Conditions in Hungary were excellent for all sorts of game to thrive. Archeological excavations prove there were elk, moose, crane and bison in large amounts; therefore, hunting remained the primary activity among all the people—the aristocracy, the common people, and even the Catholic clergy. Hunting was used as a war-game during peace times and horseback hunting always involved a pack of hunting dogs. The different breeds of dogs had different strengths and purpose throughout these events.

Middle Ages

One of the best written historical examples describing how noblemen treated their dogs as a cherished pet dates to the 15th–16th centuries. Hungarian and Czech King Ulászló II's younger brother Zsigmond—the Polish prince—lived for a short period of time at the Hungarian center of nobility, the Buda Castle (1498–1501). Historians discovered his accounting books that were extensively published in 1914. According to these records, Prince Zsigmond spent significant money to bathe his dogs. He had separate soap and water for them and hired a dog washer. Historians also note Zsigmond took his dogs with him whenever he traveled, and that he received Vizsla, Agár, and other hunting dogs as special gifts from his subjects.

Drawing from the 14th century prayerbook, King Zsigmond’s (1387–1437) breviary found at Buda Royal Court. The illustration depicts the king’s hunting dogs and also indicates selective breeding; Agár (left), Komondor (lower middle) and Vizsla (right) are clearly recognizable.

Another example of the extent of nobilities' care for their dogs comes from 1525. Hungarian King Lajos II was crazy about his dogs. He kept his favorites in his personal rooms, and they were even found at his royal dining table, a habit that shocked church dignitaries. Before he left to fight the Ottoman Empire in 1526, the King told his servants, "Make sure you care for my dogs well. Bathe them twice a week!"

In 1504, the monarchy prohibited peasants from hunting moose, deer, rabbit, boar, and pheasant. This was the first step to make hunting a noble privilege. The Kingdom of Hungary was grounded on feudalism, and hunting continued to be a chief sign of status for the aristocracy. Yet at the same time, dogs were extremely important in agriculture for the common people.
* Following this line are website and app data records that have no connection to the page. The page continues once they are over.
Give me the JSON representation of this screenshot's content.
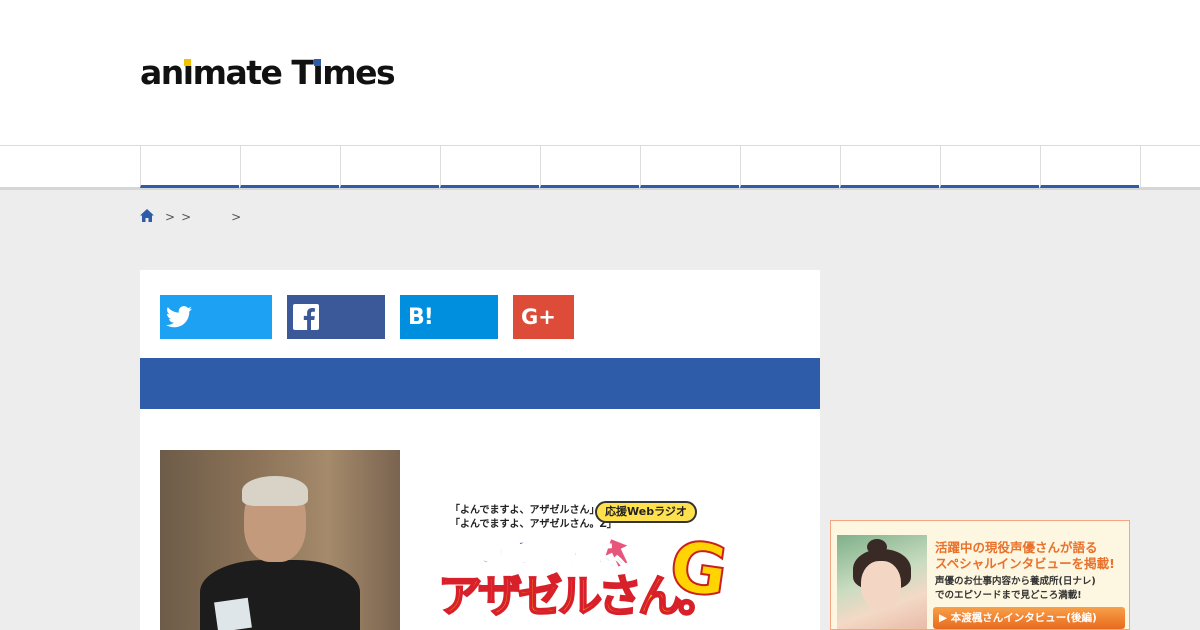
{
  "header": {
    "logo_part1": "an",
    "logo_i1": "ı",
    "logo_part2": "mate T",
    "logo_i2": "ı",
    "logo_part3": "mes",
    "brand_colors": {
      "blue": "#2f5ca8",
      "yellow": "#f2c200"
    }
  },
  "nav": {
    "item_count": 10,
    "active_underline_color": "#2f5ca8"
  },
  "breadcrumb": {
    "home_icon": "home-icon",
    "separators": [
      ">",
      ">",
      ">"
    ]
  },
  "share": {
    "twitter_icon": "twitter-bird-icon",
    "facebook_icon": "facebook-f-icon",
    "hatena_label": "B!",
    "googleplus_label": "G+",
    "colors": {
      "twitter": "#1da1f2",
      "facebook": "#3b5998",
      "hatena": "#008fde",
      "googleplus": "#dd4b39"
    }
  },
  "article": {
    "title_band_color": "#2f5ca8"
  },
  "radio_logo": {
    "sub1": "「よんでますよ、アザゼルさん」&",
    "sub2": "「よんでますよ、アザゼルさん。Z」",
    "badge": "応援Webラジオ",
    "line1": "きいてますよ、",
    "line2": "アザゼルさん。",
    "big_letter": "G"
  },
  "banner": {
    "headline1": "活躍中の現役声優さんが語る",
    "headline2": "スペシャルインタビューを掲載!",
    "body1": "声優のお仕事内容から養成所(日ナレ)",
    "body2": "でのエピソードまで見どころ満載!",
    "cta": "▶ 本渡楓さんインタビュー(後編)"
  }
}
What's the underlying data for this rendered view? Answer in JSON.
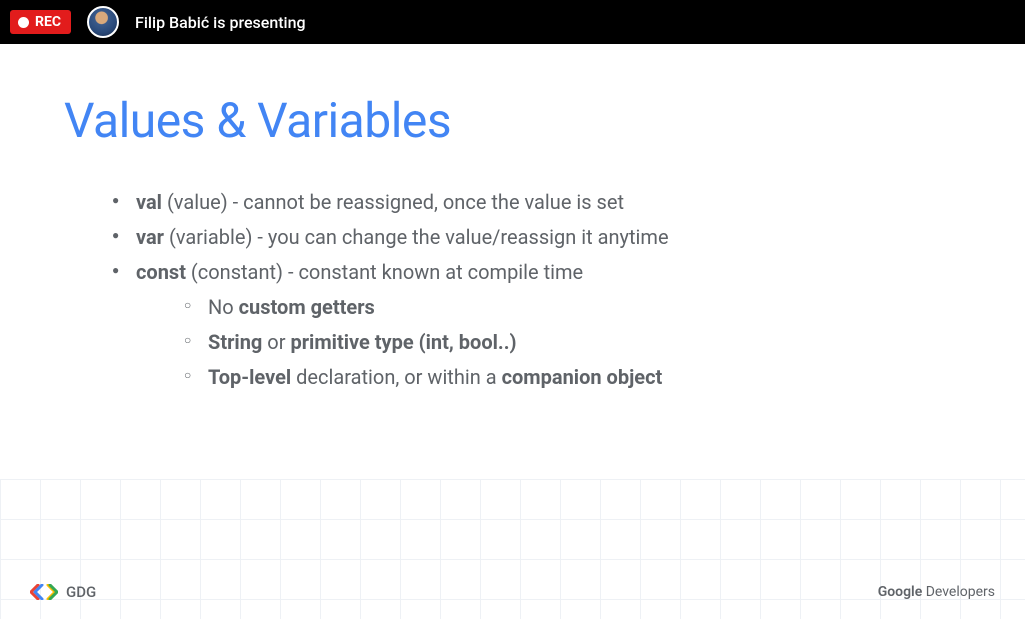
{
  "topbar": {
    "rec_label": "REC",
    "presenting_text": "Filip Babić is presenting"
  },
  "slide": {
    "title": "Values & Variables",
    "bullets": [
      {
        "bold": "val",
        "plain1": " (value) - cannot be reassigned, once the value is set"
      },
      {
        "bold": "var",
        "plain1": " (variable) - you can change the value/reassign it anytime"
      },
      {
        "bold": "const",
        "plain1": " (constant) - constant known at compile time"
      }
    ],
    "subbullets": [
      {
        "p1": "No ",
        "b1": "custom getters"
      },
      {
        "b1": "String",
        "p1": " or ",
        "b2": "primitive type (int, bool..)"
      },
      {
        "b1": "Top-level",
        "p1": " declaration, or within a ",
        "b2": "companion object"
      }
    ]
  },
  "footer": {
    "gdg": "GDG",
    "google": "Google",
    "developers": " Developers"
  }
}
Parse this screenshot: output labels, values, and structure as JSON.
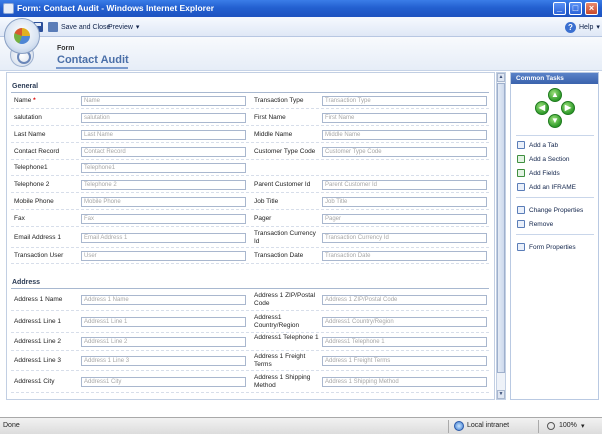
{
  "window": {
    "title": "Form: Contact Audit - Windows Internet Explorer"
  },
  "toolbar": {
    "save_close": "Save and Close",
    "preview": "Preview",
    "preview_caret": "▾",
    "help": "Help",
    "help_caret": "▾"
  },
  "header": {
    "small": "Form",
    "title": "Contact Audit"
  },
  "sections": {
    "general": "General",
    "address": "Address"
  },
  "general_rows": [
    {
      "l1": "Name",
      "req": true,
      "p1": "Name",
      "l2": "Transaction Type",
      "p2": "Transaction Type"
    },
    {
      "l1": "salutation",
      "p1": "salutation",
      "l2": "First Name",
      "p2": "First Name"
    },
    {
      "l1": "Last Name",
      "p1": "Last Name",
      "l2": "Middle Name",
      "p2": "Middle Name"
    },
    {
      "l1": "Contact Record",
      "p1": "Contact Record",
      "l2": "Customer Type Code",
      "p2": "Customer Type Code"
    },
    {
      "l1": "Telephone1",
      "p1": "Telephone1",
      "l2": "",
      "p2": ""
    },
    {
      "l1": "Telephone 2",
      "p1": "Telephone 2",
      "l2": "Parent Customer Id",
      "p2": "Parent Customer Id"
    },
    {
      "l1": "Mobile Phone",
      "p1": "Mobile Phone",
      "l2": "Job Title",
      "p2": "Job Title"
    },
    {
      "l1": "Fax",
      "p1": "Fax",
      "l2": "Pager",
      "p2": "Pager"
    },
    {
      "l1": "Email Address 1",
      "p1": "Email Address 1",
      "l2": "Transaction Currency Id",
      "p2": "Transaction Currency Id"
    },
    {
      "l1": "Transaction User",
      "p1": "User",
      "l2": "Transaction Date",
      "p2": "Transaction Date"
    }
  ],
  "address_rows": [
    {
      "l1": "Address 1 Name",
      "p1": "Address 1 Name",
      "l2": "Address 1 ZIP/Postal Code",
      "p2": "Address 1 ZIP/Postal Code"
    },
    {
      "l1": "Address1 Line 1",
      "p1": "Address1 Line 1",
      "l2": "Address1 Country/Region",
      "p2": "Address1 Country/Region"
    },
    {
      "l1": "Address1 Line 2",
      "p1": "Address1 Line 2",
      "l2": "Address1 Telephone 1",
      "p2": "Address1 Telephone 1"
    },
    {
      "l1": "Address1 Line 3",
      "p1": "Address 1 Line 3",
      "l2": "Address 1 Freight Terms",
      "p2": "Address 1 Freight Terms"
    },
    {
      "l1": "Address1 City",
      "p1": "Address1 City",
      "l2": "Address 1 Shipping Method",
      "p2": "Address 1 Shipping Method"
    }
  ],
  "tasks": {
    "title": "Common Tasks",
    "items": [
      "Add a Tab",
      "Add a Section",
      "Add Fields",
      "Add an IFRAME",
      "Change Properties",
      "Remove",
      "Form Properties"
    ]
  },
  "status": {
    "left": "Done",
    "zone": "Local intranet",
    "zoom": "100%",
    "zoom_caret": "▾"
  }
}
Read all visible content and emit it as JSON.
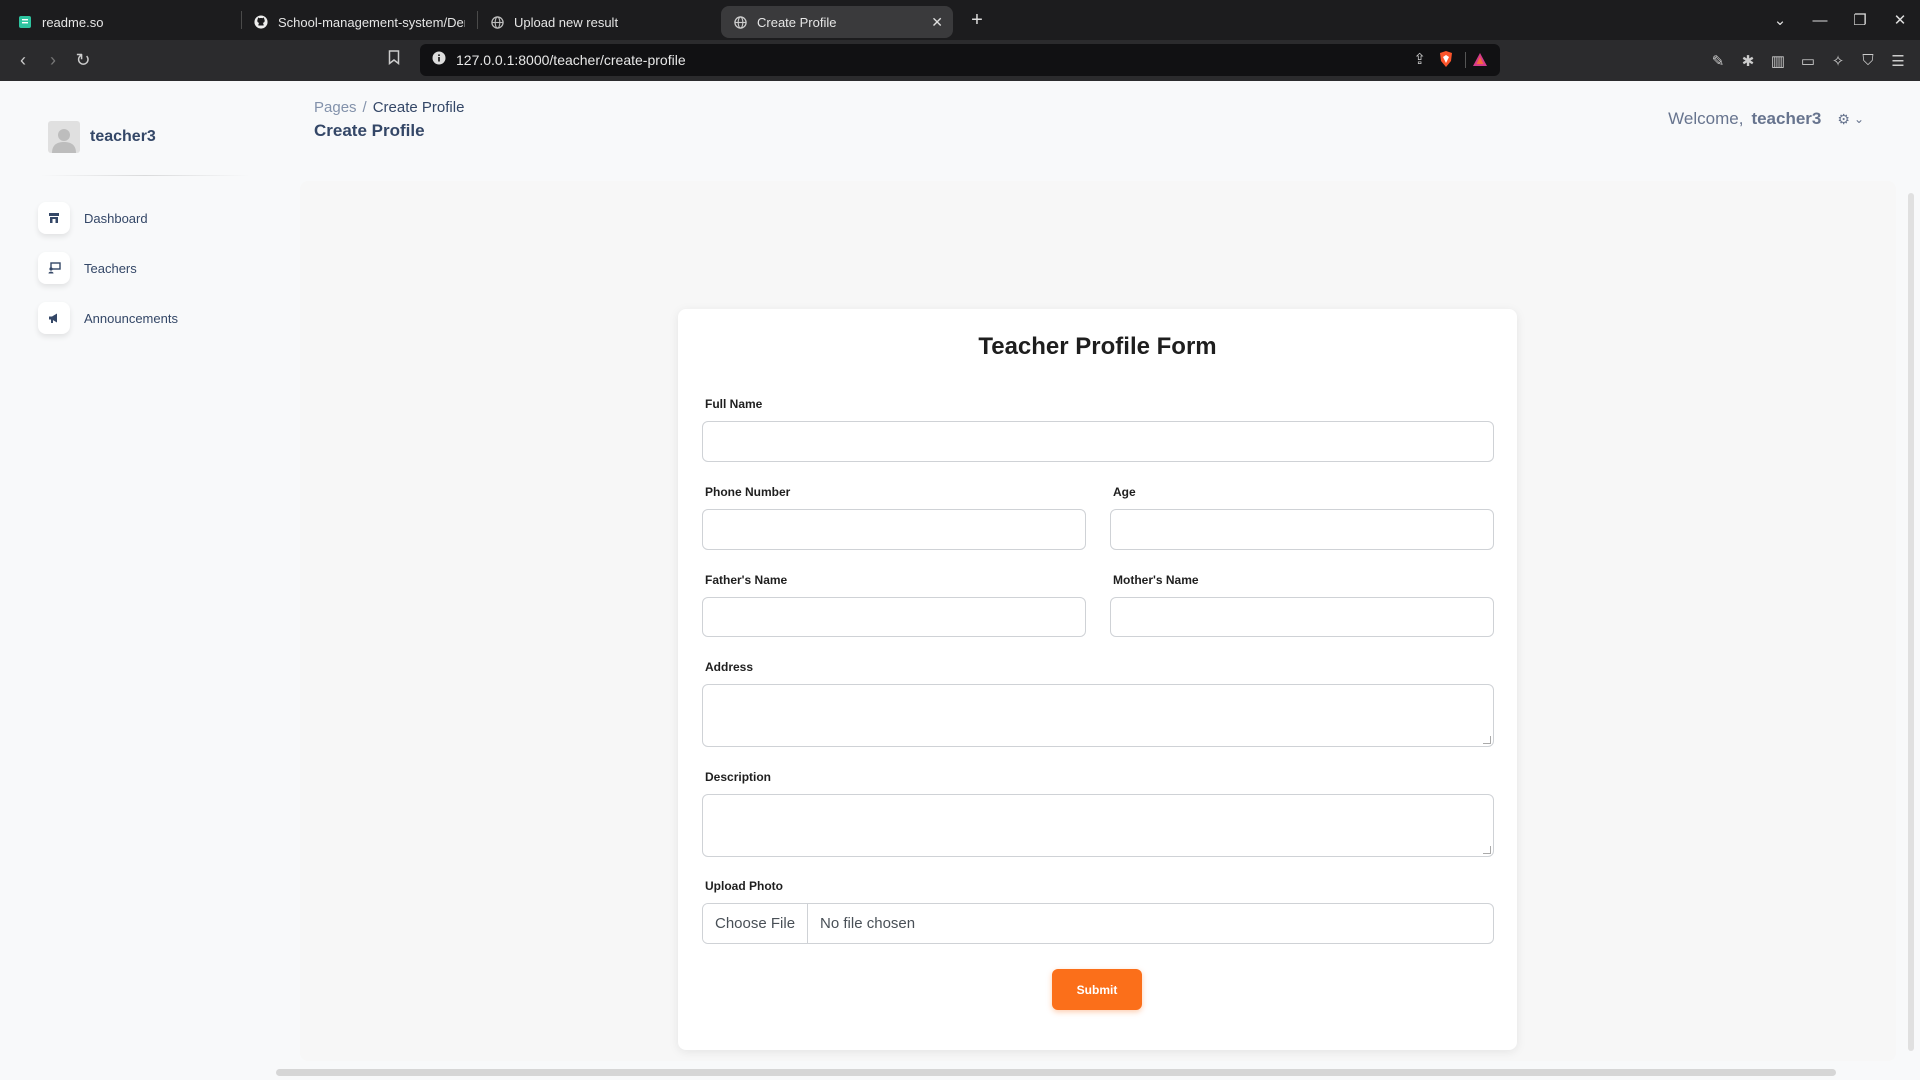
{
  "browser": {
    "tabs": [
      {
        "title": "readme.so",
        "icon": "readme-icon",
        "active": false
      },
      {
        "title": "School-management-system/Demo",
        "icon": "github-icon",
        "active": false
      },
      {
        "title": "Upload new result",
        "icon": "globe-icon",
        "active": false
      },
      {
        "title": "Create Profile",
        "icon": "globe-icon",
        "active": true
      }
    ],
    "new_tab": "+",
    "url": "127.0.0.1:8000/teacher/create-profile"
  },
  "sidebar": {
    "username": "teacher3",
    "items": [
      {
        "label": "Dashboard",
        "icon": "shop-icon"
      },
      {
        "label": "Teachers",
        "icon": "teachers-icon"
      },
      {
        "label": "Announcements",
        "icon": "megaphone-icon"
      }
    ]
  },
  "header": {
    "breadcrumb_root": "Pages",
    "breadcrumb_sep": "/",
    "breadcrumb_current": "Create Profile",
    "title": "Create Profile",
    "welcome": "Welcome,",
    "username": "teacher3"
  },
  "form": {
    "title": "Teacher Profile Form",
    "full_name": {
      "label": "Full Name",
      "value": ""
    },
    "phone": {
      "label": "Phone Number",
      "value": ""
    },
    "age": {
      "label": "Age",
      "value": ""
    },
    "father": {
      "label": "Father's Name",
      "value": ""
    },
    "mother": {
      "label": "Mother's Name",
      "value": ""
    },
    "address": {
      "label": "Address",
      "value": ""
    },
    "description": {
      "label": "Description",
      "value": ""
    },
    "photo": {
      "label": "Upload Photo",
      "button": "Choose File",
      "status": "No file chosen"
    },
    "submit": "Submit"
  },
  "colors": {
    "accent": "#fb6f1a",
    "text": "#344767"
  }
}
There are fewer ancient artifacts regarding the Komondor, Kuvasz and herding dogs, such as the Puli. Although, these dogs had crucial roles attending flocks, they were also important to Hungary’s meat exporting industry. These dogs guarded cattle during drives from the ranch to the market, which often took weeks to accomplish.

Modern Years

Organized dog breeding in Hungary came into its own in the 19th century due to the considerable economic benefits in Europe from these dogs. Noble and middle-class families continued to breed dogs for activities like hunting while less economically advantaged people, like shepherds, bred dogs for field assistance, such as herding and protecting livestock from bears and wolves.

At the same time, Hungary focused on modernizing its language, improving its economy and transportation, and gaining independence from the Hapsburg monarchy. An early advocate for Hungarian breeds, Count István Széchenyi, founded the first breed club in 1839, the Magyar Agár Society of Pest County. The Magyar Agár, a sighthound — a hound that primarily uses its stellar vision and speed while hunting — was prized by the aristocracy for long-distance horseback hunting. By 1882, a relatively new Vizsla club was holding its first Vizsla hunting competitions.

The nine breeds continue to be treasured as hunting, working, and pet dogs in Hungary, as well as by a handful of canine devotees worldwide. Since little is known about them, this website highlights their legendary history in Hungary and the part they’ve played in Hungarian culture, art, and history.